Insure your family’s future
septiembre 1, 2011 · Imprimir este artículo
Insure your family’s future
By Derek Sankey
Suzanne Mah Woo, 28, and her husband Adam, 30, are both entrepreneurs — she runs her own dog training business, while he works for a large oil company as an independent contractor in project management — so when the couple bought their first home in January, they started to think about what kind of protection they need should something unexpected happen.
“We definitely wanted to make sure we were protecting ourselves”, says Suzanne. “I come from a family of entrepreneurs, so this wasn’t something that was completely new to me.”
Full-time employees of large corporations often have some type of life, disability or critical illness insurance as part of their benefits, but it’s often not enough and entrepreneurs or small business owners are usually on their own when it comes to protecting themselves and their families’ futures, say insurance experts.
Suzanne and Adam did some research online to find a financial planner they felt comfortable with and made the call to meet Ryan Alexander, an adviser with Sun Life Financial in Calgary. They both bought life insurance policies and Adam bought additional disability insurance, while Suzanne is now looking to add disability to her own coverage.
“The younger you start, the easier that it is and the lower that your premiums stay”, Suzanne says. “The higher up you go in age when you start off, your premiums are just going to go up like crazy.”
Insurance and financial planning experts say young couples often don’t think about insurance early enough, but at any age having that conversation with your partner is critical to ensuring that adequate — and affordable — protection is in place.

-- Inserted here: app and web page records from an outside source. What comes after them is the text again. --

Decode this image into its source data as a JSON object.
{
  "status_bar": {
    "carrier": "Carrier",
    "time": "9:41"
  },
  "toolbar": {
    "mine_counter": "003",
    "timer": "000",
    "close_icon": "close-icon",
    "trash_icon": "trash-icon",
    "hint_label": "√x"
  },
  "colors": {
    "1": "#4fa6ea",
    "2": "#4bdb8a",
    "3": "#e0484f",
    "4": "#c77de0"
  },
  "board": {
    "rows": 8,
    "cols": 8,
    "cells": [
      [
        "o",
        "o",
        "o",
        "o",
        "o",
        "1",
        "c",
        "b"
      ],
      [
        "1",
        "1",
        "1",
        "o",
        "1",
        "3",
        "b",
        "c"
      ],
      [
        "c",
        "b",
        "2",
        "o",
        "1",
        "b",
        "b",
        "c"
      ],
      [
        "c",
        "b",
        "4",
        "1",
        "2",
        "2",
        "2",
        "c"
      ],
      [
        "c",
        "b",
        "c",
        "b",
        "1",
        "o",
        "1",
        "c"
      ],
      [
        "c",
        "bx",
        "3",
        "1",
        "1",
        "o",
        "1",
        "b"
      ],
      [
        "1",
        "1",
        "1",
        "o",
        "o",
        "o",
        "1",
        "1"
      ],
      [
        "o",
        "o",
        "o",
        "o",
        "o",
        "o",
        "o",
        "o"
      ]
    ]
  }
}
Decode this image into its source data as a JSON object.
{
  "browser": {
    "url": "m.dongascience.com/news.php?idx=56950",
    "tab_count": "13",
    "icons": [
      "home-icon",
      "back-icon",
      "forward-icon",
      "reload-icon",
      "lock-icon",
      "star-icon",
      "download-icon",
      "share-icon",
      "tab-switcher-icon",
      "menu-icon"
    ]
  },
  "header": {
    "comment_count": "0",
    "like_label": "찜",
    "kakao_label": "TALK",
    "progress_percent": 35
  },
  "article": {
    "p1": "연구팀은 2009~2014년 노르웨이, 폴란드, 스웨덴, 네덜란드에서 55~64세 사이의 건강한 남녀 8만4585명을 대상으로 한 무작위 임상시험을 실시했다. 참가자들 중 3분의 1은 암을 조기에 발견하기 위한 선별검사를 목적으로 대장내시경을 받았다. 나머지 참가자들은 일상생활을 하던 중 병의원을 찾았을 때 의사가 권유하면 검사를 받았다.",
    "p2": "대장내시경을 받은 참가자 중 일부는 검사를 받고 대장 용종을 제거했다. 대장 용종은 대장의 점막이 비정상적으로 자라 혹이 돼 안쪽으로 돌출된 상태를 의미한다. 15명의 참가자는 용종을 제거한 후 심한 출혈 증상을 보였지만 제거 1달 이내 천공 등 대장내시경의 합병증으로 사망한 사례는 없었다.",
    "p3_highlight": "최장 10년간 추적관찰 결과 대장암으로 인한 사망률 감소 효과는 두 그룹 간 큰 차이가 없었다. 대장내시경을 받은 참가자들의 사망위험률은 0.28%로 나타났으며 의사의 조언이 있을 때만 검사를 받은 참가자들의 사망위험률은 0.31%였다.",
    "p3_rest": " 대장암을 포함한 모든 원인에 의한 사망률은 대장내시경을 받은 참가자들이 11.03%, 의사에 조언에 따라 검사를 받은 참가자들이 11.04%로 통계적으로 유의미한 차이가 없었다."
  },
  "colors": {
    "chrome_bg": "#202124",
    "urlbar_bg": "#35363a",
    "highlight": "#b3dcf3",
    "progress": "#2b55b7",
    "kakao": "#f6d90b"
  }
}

“In most cases, the younger clientele — the mid-30s and under category — do tend to find the insurance industry and the product lineups to be rather confusing,” says Alexander.
Regardless of age, the situation and the needs are quite different for each individual and couple. In general, life insurance is based on life expectancy and therefore the longer in life you wait to buy it, the more expensive the premiums.
Take Carole Dahl. “I have kids and grandkids with another grandkid coming up,” she says.
“I give credit to (my financial planner) because it’s the way she explained it — in our terms,” she adds, referring to her and her husband’s decision to finally take the plunge into life insurance after delaying the decision for years.
“You need that protection in the future”, says Dahl. “It’s protecting you where other companies maybe can’t protect you as much. A lot of people shy away from it. It is an expense, but think about if it’s a necessary expense and I had it pointed out to me that it is and I can change it any time.”
One of the reasons insurance can seem so confusing is because the options are so flexible, from life to disability to critical insurance options and the ability to customize any combination and level of coverage or terms, according to individual needs.
“We all owe it to ourselves and to our spouses to have that conversation and explore the options,” says Francis Ho, national sales manager for TD Insurance in Western Canada.
After having that conversation, which Ho admits is sometimes considered “taboo,” the next step is to educate yourself about the basic options and to seek out a professional broker or planner to help guide you through a needs analysis to determine what coverage makes sense for you.
Steve Carter, with BMO Insurance, says affordability is an important consideration, but adds most people need to get as much as they can afford to ensure their families have adequate protection if they die, become disabled or critically ill.
He points to a study by the Canadian Cancer Society that shows cancer patients can easily incur $20,000 in medication costs alone, above and beyond what public health care will cover. That doesn’t include child care, home care, time off work for a spouse to provide care and other expenses that add up fast.
“When you go through the recovery period or treatment period for a critical illness, there are many expenses you have to be prepared for,” says Carter.
The best advice is to start thinking about it early on in life.
“The first time you think about it is the best time to do it because life is going to happen,” says Alexander.
Ho says it’s important to revisit your policy on a regular basis — at least every couple of years.
“Life insurance is something we should consider and revisit whenever we reach a major life milestone”, he says.
“I recommend picking up the phone and calling an insurer. A lot of times, we don’t even know what questions to ask.”
While Suzanne and Adam don’t have kids right now, that could change in the future and, as entrepreneurs, they’re doing everything they can to protect each other’s future.
Suzanne has even set up an investment account for her beloved dogs because “they cost money as well,” she says.
The couple plans to continually review their coverage levels as they build their businesses and their life together.
“You need to sit down with somebody and talk about your personal goals for now and into the future,” says Suzanne.
Fuente: The Calgary Herald, 20/08/11.
Carole Dahl and her husband finally took the plunge into life insurance after delaying the decision for years.